Should I go with a fixed rate or variable rate mortgage? This is a question you may be asking yourself if you are considering a purchase, a refinance, or if your existing mortgage is up for renewal. Everyone is different in terms of risk tolerance, assets and income. What is right for one person, may not be right for another.
There are a few factors that can help guide your decision:
- How long do I plan to be in this home? Is it a long or short term plan?
- Can I sleep at night knowing that my interest rate can change?
- Can I afford the payment fluctuations when the rate changes?
One of the key differences in choosing a fixed rate or variable rate mortgage is the penalty structure of each. Closed variable rate mortgages can be paid off at any time with a 3 month interest penalty. Fixed rate mortgages have a penalty that is equal to: the greater of 3 months’ interest or an interest rate differential (IRD). So, with a closed variable rate mortgage you have an excellent idea of what your exit costs will be if you need to sell or pay off the mortgage before the maturity date. The IRD is tougher to gauge because it will depend on how much time you have in your term, and what the prevailing interest rates are when you pay off your mortgage. The interest rate risk versus penalty risk, and IRD is discussed here in more detail.

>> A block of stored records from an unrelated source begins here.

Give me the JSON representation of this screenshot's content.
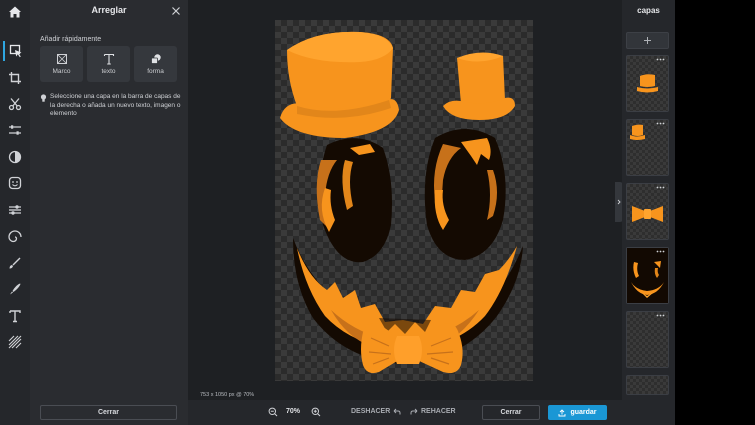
{
  "panel": {
    "title": "Arreglar",
    "quick_add_label": "Añadir rápidamente",
    "quick_add": [
      {
        "label": "Marco",
        "icon": "frame-icon"
      },
      {
        "label": "texto",
        "icon": "text-icon"
      },
      {
        "label": "forma",
        "icon": "shapes-icon"
      }
    ],
    "hint": "Seleccione una capa en la barra de capas de la derecha o añada un nuevo texto, imagen o elemento",
    "cancel_label": "Cerrar"
  },
  "rail": [
    {
      "name": "home-icon"
    },
    {
      "name": "arrange-icon",
      "active": true
    },
    {
      "name": "crop-icon"
    },
    {
      "name": "cutout-icon"
    },
    {
      "name": "adjust-icon"
    },
    {
      "name": "effects-icon"
    },
    {
      "name": "stickers-icon"
    },
    {
      "name": "filters-icon"
    },
    {
      "name": "spiral-icon"
    },
    {
      "name": "brush-icon"
    },
    {
      "name": "draw-icon"
    },
    {
      "name": "text-tool-icon"
    },
    {
      "name": "texture-icon"
    }
  ],
  "canvas": {
    "dimensions": "753 x 1050 px @ 70%"
  },
  "layers": {
    "title": "capas",
    "items": [
      {
        "name": "layer-hat-large"
      },
      {
        "name": "layer-hat-small"
      },
      {
        "name": "layer-bowtie"
      },
      {
        "name": "layer-pumpkin-face"
      },
      {
        "name": "layer-background"
      }
    ]
  },
  "bottom": {
    "zoom": "70%",
    "undo_label": "DESHACER",
    "redo_label": "REHACER",
    "cancel_label": "Cerrar",
    "save_label": "guardar"
  },
  "colors": {
    "accent": "#1a97d5",
    "orange": "#f7941d",
    "face_dark": "#140a02"
  }
}
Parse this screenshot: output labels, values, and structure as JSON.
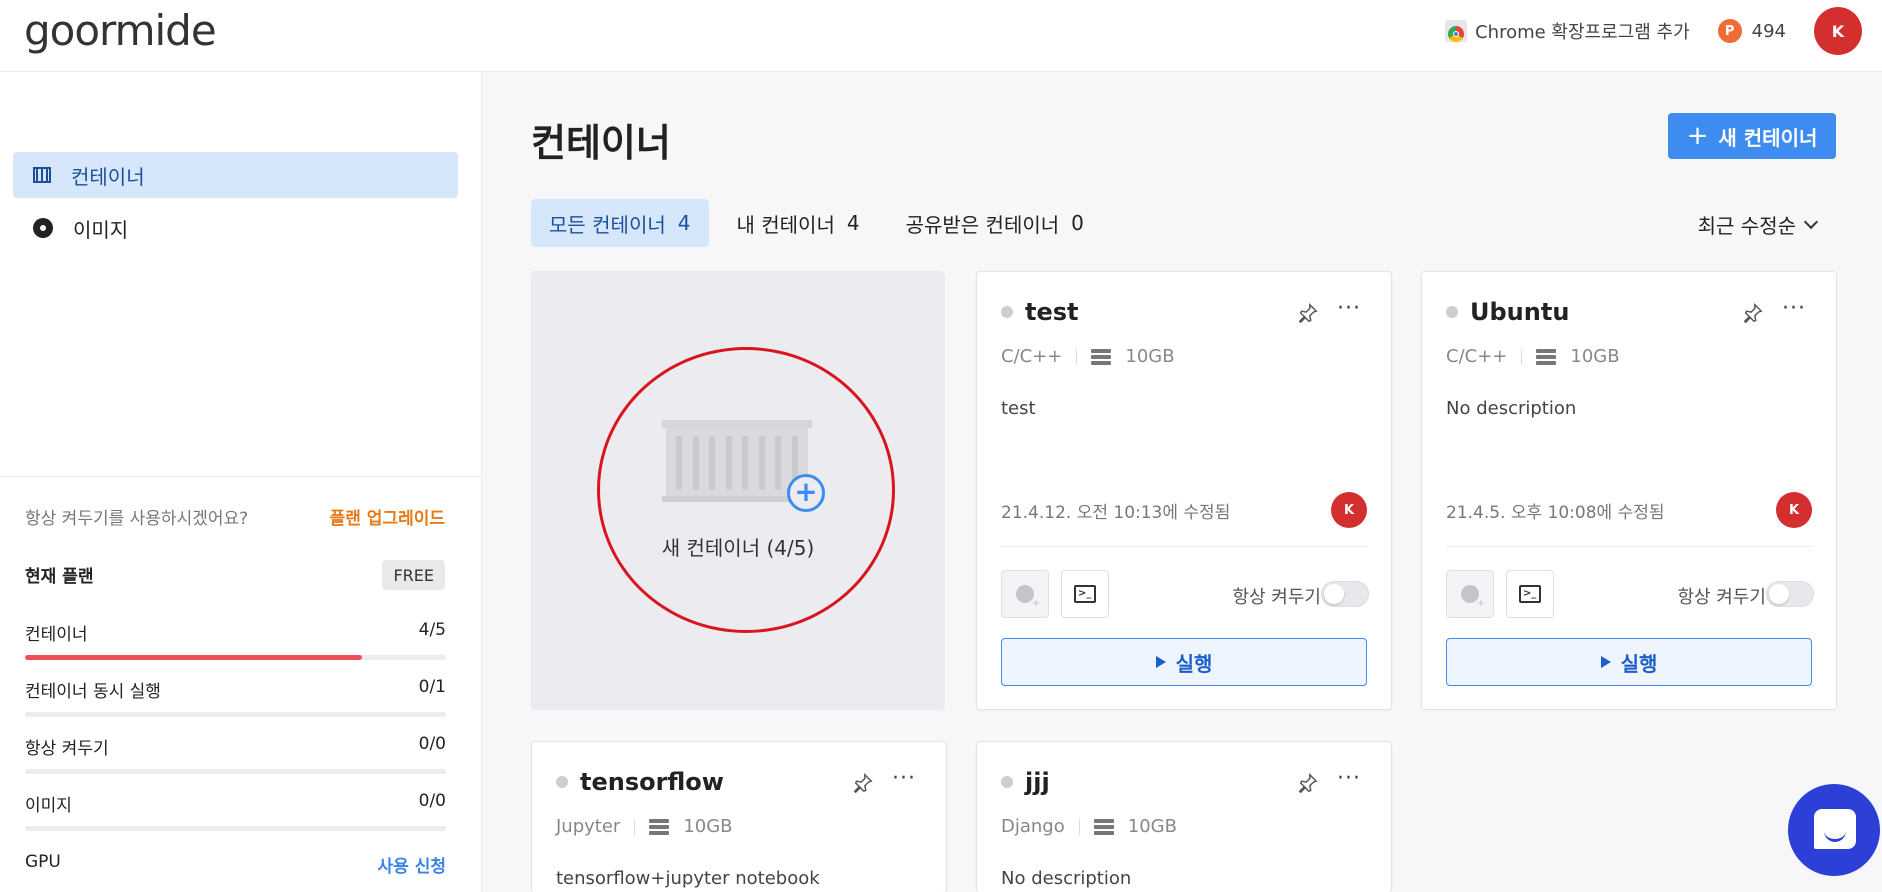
{
  "header": {
    "logo": "goormide",
    "chrome_ext": "Chrome 확장프로그램 추가",
    "points_badge": "P",
    "points": "494",
    "avatar": "K"
  },
  "sidebar": {
    "items": [
      {
        "label": "컨테이너",
        "icon": "container-icon",
        "active": true
      },
      {
        "label": "이미지",
        "icon": "disc-icon",
        "active": false
      }
    ],
    "plan_question": "항상 켜두기를 사용하시겠어요?",
    "plan_upgrade": "플랜 업그레이드",
    "current_plan_label": "현재 플랜",
    "current_plan": "FREE",
    "usage": [
      {
        "label": "컨테이너",
        "value": "4/5",
        "fraction": 0.8
      },
      {
        "label": "컨테이너 동시 실행",
        "value": "0/1",
        "fraction": 0
      },
      {
        "label": "항상 켜두기",
        "value": "0/0",
        "fraction": 0
      },
      {
        "label": "이미지",
        "value": "0/0",
        "fraction": 0
      }
    ],
    "gpu_label": "GPU",
    "gpu_apply": "사용 신청"
  },
  "main": {
    "title": "컨테이너",
    "new_button": "새 컨테이너",
    "new_button_icon": "+",
    "tabs": [
      {
        "label": "모든 컨테이너",
        "count": "4",
        "active": true
      },
      {
        "label": "내 컨테이너",
        "count": "4",
        "active": false
      },
      {
        "label": "공유받은 컨테이너",
        "count": "0",
        "active": false
      }
    ],
    "sort": "최근 수정순",
    "new_card_label": "새 컨테이너 (4/5)",
    "new_card_plus": "+",
    "more_icon": "···",
    "terminal_glyph": ">_",
    "always_on_label": "항상 켜두기",
    "run_label": "실행",
    "containers": [
      {
        "name": "test",
        "stack": "C/C++",
        "storage": "10GB",
        "description": "test",
        "modified": "21.4.12. 오전 10:13에 수정됨",
        "owner": "K"
      },
      {
        "name": "Ubuntu",
        "stack": "C/C++",
        "storage": "10GB",
        "description": "No description",
        "modified": "21.4.5. 오후 10:08에 수정됨",
        "owner": "K"
      },
      {
        "name": "tensorflow",
        "stack": "Jupyter",
        "storage": "10GB",
        "description": "tensorflow+jupyter notebook"
      },
      {
        "name": "jjj",
        "stack": "Django",
        "storage": "10GB",
        "description": "No description"
      }
    ]
  },
  "colors": {
    "accent": "#3f8cf0",
    "active_bg": "#d6e6fb",
    "upgrade": "#e57a17",
    "avatar": "#d42f2f",
    "usage_fill": "#ef4e5b",
    "annotation_circle": "#d8141e",
    "chat": "#2c3fd6"
  }
}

With a fixed rate mortgage you can sometimes save yourself the penalty if you are porting your mortgage to another property you are buying. The bank in this case, is not losing interest from their original contract with you, so no penalty is charged as long as you are borrowing at least the same amount, and meeting any other criteria they have. Porting your existing mortgage is also attractive if your rate is lower than the current market rates. If you need more money than the balance you are porting, banks will often provide the extra funds by “blending” your rate or adding a separate segment for the new funds.
There are some situations when you can’t port your mortgage:
- If you are selling your home, and buying a lot.
- If you sell your home and your new purchase is outside of your current lender’s trading area.
- If you no longer qualify based on your lender’s current lending policy.
What influences the Bank of Canada’s decisions with setting the Overnight (Prime) Rate?
- Historically, the Bank of Canada has set interest rate policy around an inflation target range of 1 to 3%. With the last two prime rate increases (July and September 2017), the Bank moved the overnight rate up in anticipation of future inflation. Click here for a graph showing current and historical inflation figures.
- Canada’s economic performance. An economy that is showing solid or rapid growth is an indicator of upward pressure. Poor economic performance is an indicator of downward pressure.
- World events. Global economic conditions also play a role in the Bank’s rate setting decisions.
- The Bank reviews and sets the prime rate 8 times in a given year. The schedule for the remainder of 2017 and 2018 is available here.
- Opt for a capped variable rate mortgage. Some lenders offer mortgages with a capped rate, where the interest rate will not be higher then a set percentage. The trade off with this type of mortgage is that the discount off the prime rate is usually not as high as the discount off a regular 5 year variable. Also ask if there is an automatic float down if the rate goes up, and then goes back down.
- If you don’t like the idea of a variable rate mortgage, and want a fixed rate, but don’t want to lock-in for 5 years, consider a shorter term. If you feel like you want some rate security, and the ability to pay off the mortgage sooner than later, choose a fixed term that matches the length of time you think you will need the financing.
- If you are still thinking you want a variable rate mortgage or are already in one, consider setting the payment higher. By setting the payment higher, you are paying off extra principal with each payment, which can help manage some of the risks of future interest rate increases. Before you do this, talk to your branch to find out what options you have if you need to lower the payment in the future.
- If you are in a variable rate mortgage where your payment remains the same regardless of rate fluctuations, check with your branch to find out how much of your payment is going towards principal and how much towards interest. You may want to either pay a lump sum against the principal or increase the payment to make sure you are still paying off an adequate amount of principal.
If you have the financial strength to handle fluctuating payments, and you are comfortable with the risk of a changing rate, then variable may be the right choice for you, especially if you need flexibility with the timing of paying off your mortgage. If you are juggling the demands of a young family, are on a fixed income, or if you will lose sleep at night worrying about the rate changing, then perhaps a fixed rate mortgage is a better choice.
Remember that everyone has unique borrowing needs. The choice of a fixed rate or variable rate mortgage is yours to make based on what your needs are and what your risk tolerance is.